  • It creates and collects assignments paperlessly,
  • automatically makes a copy of a Google Document for each student,
  • creates Drive folders for each assignment and for each student to help keep everyone organized, 

  • it provides for direct, real-time feedback and grading right in Classroom.
More teaching, less tech-ing

  • Wm

Why use Google Classroom
  • It saves time,
  • Improves organization,
  • Enhances communication and is
  • Easy to set up
Key Features
  • Teachers can assign a Google Doc, Presentation, Spreadsheet, Drawing, a link, a YouTube video, an attachment, OR can just give a text description. Plus, you can add multiple items to an assignment.
  • Students can attach additional items to an assignment, including other Docs and links.
  • When students turn in a Doc, editing privileges are revoked for the student. They cannot see comments until the teacher returns it.
How it Works
  • Classroom manages folders in Google Drive. It copies files to teacher and student folder
  • in Drive, a folder called Classroom is created. Individual class folders are copied into that.

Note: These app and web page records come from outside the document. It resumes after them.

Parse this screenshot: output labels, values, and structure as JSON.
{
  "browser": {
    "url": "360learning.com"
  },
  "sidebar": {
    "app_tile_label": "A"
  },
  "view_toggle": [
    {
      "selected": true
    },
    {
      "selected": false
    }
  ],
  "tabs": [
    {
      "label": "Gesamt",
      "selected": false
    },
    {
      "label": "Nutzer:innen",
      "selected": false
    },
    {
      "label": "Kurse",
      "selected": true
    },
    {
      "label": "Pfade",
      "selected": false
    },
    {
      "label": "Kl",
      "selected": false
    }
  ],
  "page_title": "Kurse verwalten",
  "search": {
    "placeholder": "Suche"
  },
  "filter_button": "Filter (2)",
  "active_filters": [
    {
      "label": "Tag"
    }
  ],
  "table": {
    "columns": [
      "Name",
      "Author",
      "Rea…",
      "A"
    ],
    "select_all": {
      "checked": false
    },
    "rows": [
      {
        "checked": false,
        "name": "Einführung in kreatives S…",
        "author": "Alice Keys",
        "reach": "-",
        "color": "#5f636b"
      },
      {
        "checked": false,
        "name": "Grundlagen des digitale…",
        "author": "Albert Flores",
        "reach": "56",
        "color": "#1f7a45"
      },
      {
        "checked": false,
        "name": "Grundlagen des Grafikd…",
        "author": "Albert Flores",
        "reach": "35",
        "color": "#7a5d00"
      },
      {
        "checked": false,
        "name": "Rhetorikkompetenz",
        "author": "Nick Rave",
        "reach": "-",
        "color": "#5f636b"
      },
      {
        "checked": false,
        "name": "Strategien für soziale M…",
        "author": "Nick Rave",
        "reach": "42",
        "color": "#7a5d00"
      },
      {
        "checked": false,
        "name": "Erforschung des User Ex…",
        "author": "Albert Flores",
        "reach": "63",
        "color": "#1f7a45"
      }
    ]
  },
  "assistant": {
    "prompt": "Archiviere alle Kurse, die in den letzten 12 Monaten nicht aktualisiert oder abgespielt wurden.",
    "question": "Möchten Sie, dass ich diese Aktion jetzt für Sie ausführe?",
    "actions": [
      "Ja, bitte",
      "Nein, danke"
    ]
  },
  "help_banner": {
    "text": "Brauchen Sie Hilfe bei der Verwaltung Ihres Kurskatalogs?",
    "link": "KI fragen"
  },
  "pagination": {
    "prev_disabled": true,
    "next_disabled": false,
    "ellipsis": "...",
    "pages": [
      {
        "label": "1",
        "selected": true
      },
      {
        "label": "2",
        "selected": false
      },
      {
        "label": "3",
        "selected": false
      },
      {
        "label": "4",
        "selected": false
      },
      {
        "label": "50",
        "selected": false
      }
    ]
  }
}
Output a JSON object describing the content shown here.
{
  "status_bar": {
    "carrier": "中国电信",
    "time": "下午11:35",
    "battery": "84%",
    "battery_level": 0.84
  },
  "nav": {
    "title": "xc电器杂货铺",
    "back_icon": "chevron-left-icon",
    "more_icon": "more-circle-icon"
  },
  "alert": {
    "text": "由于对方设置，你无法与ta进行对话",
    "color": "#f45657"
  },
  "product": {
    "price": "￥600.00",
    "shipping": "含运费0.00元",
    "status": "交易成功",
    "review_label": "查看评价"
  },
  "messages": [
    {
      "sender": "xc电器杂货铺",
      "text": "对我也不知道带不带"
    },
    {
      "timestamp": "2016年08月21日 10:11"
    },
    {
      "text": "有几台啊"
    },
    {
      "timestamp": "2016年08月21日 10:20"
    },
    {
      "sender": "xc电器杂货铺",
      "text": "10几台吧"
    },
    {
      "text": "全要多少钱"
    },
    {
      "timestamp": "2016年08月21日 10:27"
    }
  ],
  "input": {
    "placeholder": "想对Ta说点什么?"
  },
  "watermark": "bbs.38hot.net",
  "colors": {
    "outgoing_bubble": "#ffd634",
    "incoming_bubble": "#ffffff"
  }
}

Several teachers at Belfast Area High School and Searsport Middle School have started using Google Classroom and although it has some flaws at present, on the whole, it is working well.  It makes it easy to organize digital work, both for teacher and student, and it also makes it easy to use online grading tools like Doctopus and Goobric - all paperless, meaning nothing for kids or teacher to lose.  
A Google Classroom help site link is going to be put on the staff portal but until that is complete,  the help website can be accessed by following this link:  Google Classroom

MLTI Parent Online Meeting at Troy Howard Middle School

Here at THMS, our parents are required to attend a laptop take home meeting before any 7th or 8th grade student has take home privileges.  This requirement is mandated by MLTI and the MDOE and reinforces internet safety and student responsibility with the laptop.  

This year in particular, the conflicts in schedules with open houses at other district schools and sporting events gave Chris Brinn and I the opportunity to create an online meeting presentation.  The same slide show was presented to the parents as if they attended the meeting live.  At the end of the presentation, there was a link and parents were asked to sign and agree to the acknowledgement form.  This form also made sure that parents read the entire slide show.  By creating a Google Survey, we were able to automatically track the parents responses and keep a running record.  We reached many parents on their timeline, creating an opportunity for flexibility.  It was a huge success and over half of the parents used the online method to complete this requirement.  

Looking ahead to next year, Chris and I are working to make all of the forms for MLTI accessed and signed electronically.  By doing this we are creating the opportunity for students to take their laptops home in the first week of school.  Possibly even create a PayPal account for insurance payments for a great time saver and convenience!

Online Parent MLTI Presentation